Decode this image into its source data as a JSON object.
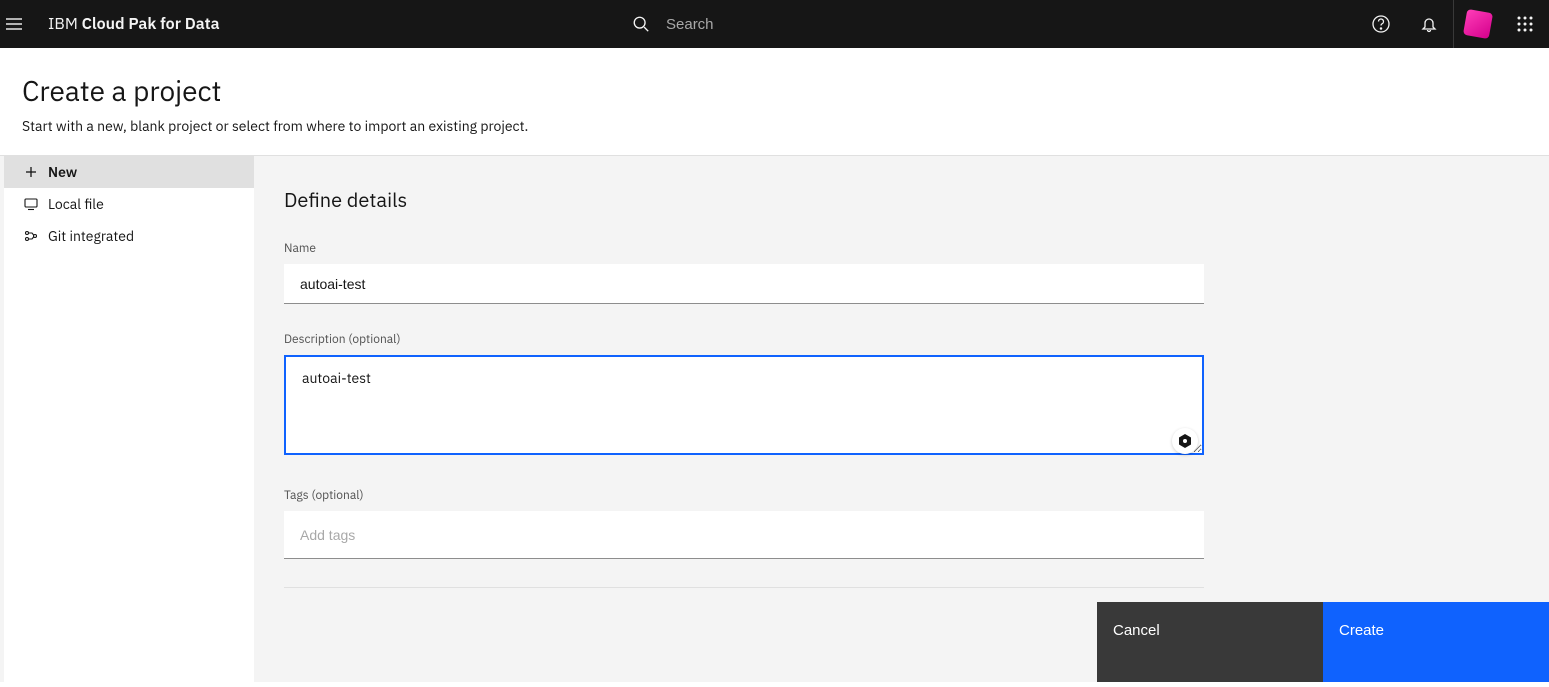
{
  "header": {
    "brand_prefix": "IBM ",
    "brand_bold": "Cloud Pak for Data",
    "search_placeholder": "Search"
  },
  "page": {
    "title": "Create a project",
    "subtitle": "Start with a new, blank project or select from where to import an existing project."
  },
  "sidebar": {
    "items": [
      {
        "label": "New"
      },
      {
        "label": "Local file"
      },
      {
        "label": "Git integrated"
      }
    ]
  },
  "form": {
    "heading": "Define details",
    "name_label": "Name",
    "name_value": "autoai-test",
    "desc_label": "Description (optional)",
    "desc_value": "autoai-test",
    "tags_label": "Tags (optional)",
    "tags_placeholder": "Add tags"
  },
  "buttons": {
    "cancel": "Cancel",
    "create": "Create"
  }
}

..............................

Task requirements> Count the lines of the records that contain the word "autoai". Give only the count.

Solution to this problem> 2